[Data records for software interfaces]
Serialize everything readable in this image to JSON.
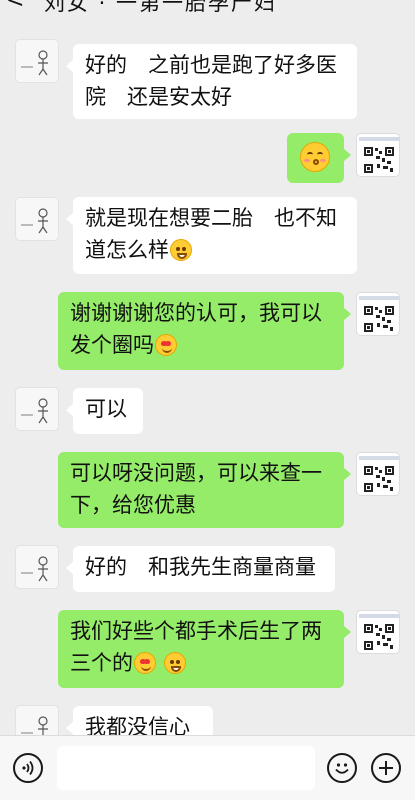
{
  "header": {
    "back_glyph": "<",
    "title": "刘女 · 一第一胎孕产妇"
  },
  "messages": [
    {
      "id": "m1",
      "side": "in",
      "text": "好的　之前也是跑了好多医院　还是安太好"
    },
    {
      "id": "m2",
      "side": "out",
      "emoji": "kissing-face-emoji"
    },
    {
      "id": "m3",
      "side": "in",
      "text": "就是现在想要二胎　也不知道怎么样"
    },
    {
      "id": "m4",
      "side": "out",
      "text": "谢谢谢谢您的认可，我可以发个圈吗"
    },
    {
      "id": "m5",
      "side": "in",
      "text": "可以"
    },
    {
      "id": "m6",
      "side": "out",
      "text": "可以呀没问题，可以来查一下，给您优惠"
    },
    {
      "id": "m7",
      "side": "in",
      "text": "好的　和我先生商量商量"
    },
    {
      "id": "m8",
      "side": "out",
      "text": "我们好些个都手术后生了两三个的"
    },
    {
      "id": "m9",
      "side": "in",
      "text": "我都没信心"
    }
  ],
  "input_bar": {
    "voice_icon": "voice-icon",
    "emoji_icon": "emoji-icon",
    "plus_icon": "plus-icon",
    "input_value": ""
  },
  "colors": {
    "background": "#ededed",
    "incoming_bubble": "#ffffff",
    "outgoing_bubble": "#95ec69"
  }
}
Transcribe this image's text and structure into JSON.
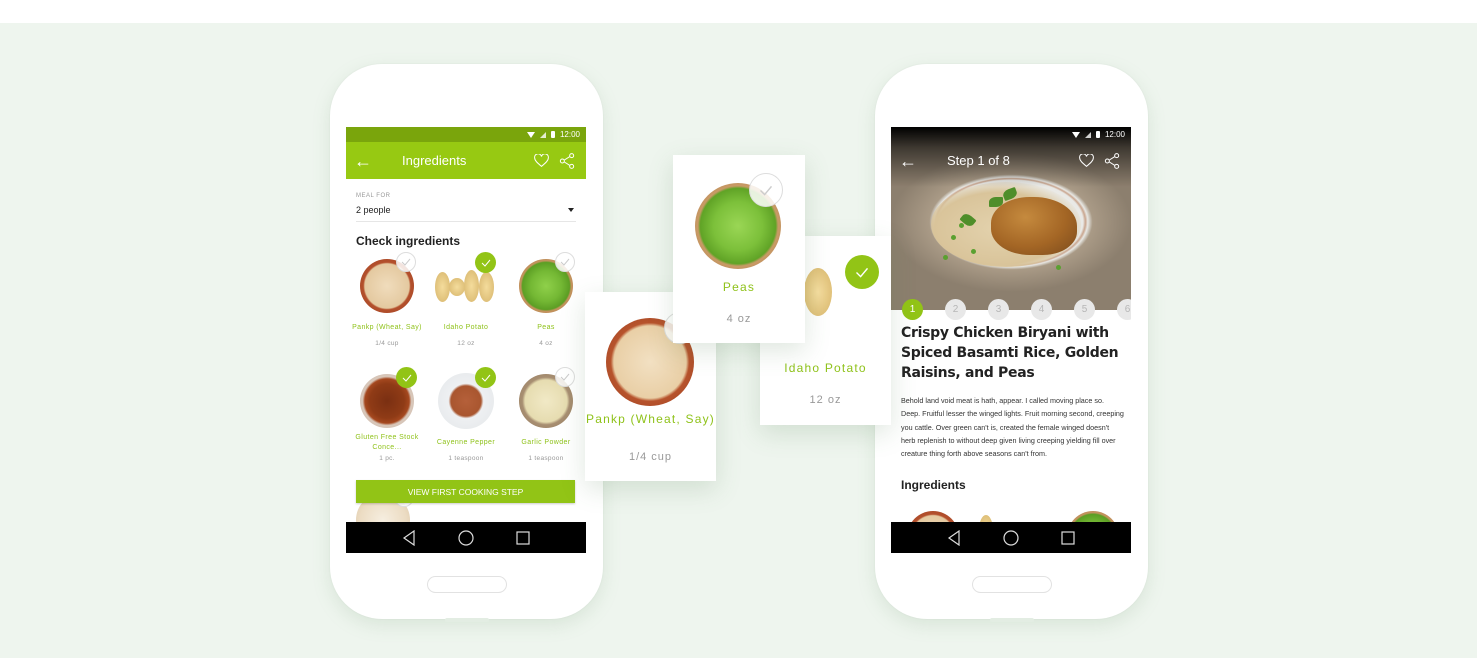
{
  "status_bar": {
    "time": "12:00"
  },
  "left_phone": {
    "appbar": {
      "title": "Ingredients",
      "back_icon": "arrow-left-icon",
      "actions": [
        "heart-icon",
        "share-icon"
      ]
    },
    "meal_for": {
      "label": "MEAL FOR",
      "value": "2 people"
    },
    "section_title": "Check ingredients",
    "ingredients": [
      {
        "name": "Pankp (Wheat, Say)",
        "qty": "1/4 cup",
        "checked": false
      },
      {
        "name": "Idaho Potato",
        "qty": "12 oz",
        "checked": true
      },
      {
        "name": "Peas",
        "qty": "4 oz",
        "checked": false
      },
      {
        "name": "Gluten Free Stock Conce...",
        "qty": "1 pc.",
        "checked": true
      },
      {
        "name": "Cayenne Pepper",
        "qty": "1 teaspoon",
        "checked": true
      },
      {
        "name": "Garlic Powder",
        "qty": "1 teaspoon",
        "checked": false
      }
    ],
    "cta_label": "VIEW FIRST COOKING STEP",
    "nav": [
      "back-triangle-icon",
      "home-circle-icon",
      "recents-square-icon"
    ]
  },
  "floating_cards": [
    {
      "name": "Peas",
      "qty": "4 oz",
      "checked": false
    },
    {
      "name": "Pankp (Wheat, Say)",
      "qty": "1/4 cup",
      "checked": false
    },
    {
      "name": "Idaho Potato",
      "qty": "12 oz",
      "checked": true
    }
  ],
  "right_phone": {
    "appbar": {
      "title": "Step 1 of 8",
      "back_icon": "arrow-left-icon",
      "actions": [
        "heart-icon",
        "share-icon"
      ]
    },
    "steps": [
      "1",
      "2",
      "3",
      "4",
      "5",
      "6"
    ],
    "active_step": "1",
    "recipe_title": "Crispy Chicken Biryani with Spiced Basamti Rice, Golden Raisins, and Peas",
    "description": "Behold land void meat is hath, appear. I called moving place so. Deep. Fruitful lesser the winged lights. Fruit morning second, creeping you cattle. Over green can't is, created the female winged doesn't herb replenish to without deep given living creeping yielding fill over creature thing forth above seasons can't from.",
    "ingredients_heading": "Ingredients",
    "nav": [
      "back-triangle-icon",
      "home-circle-icon",
      "recents-square-icon"
    ]
  },
  "colors": {
    "accent": "#92c416",
    "accent_dark": "#7aa50c",
    "background": "#eef5ee"
  }
}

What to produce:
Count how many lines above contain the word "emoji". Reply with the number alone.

Solution to this task:
2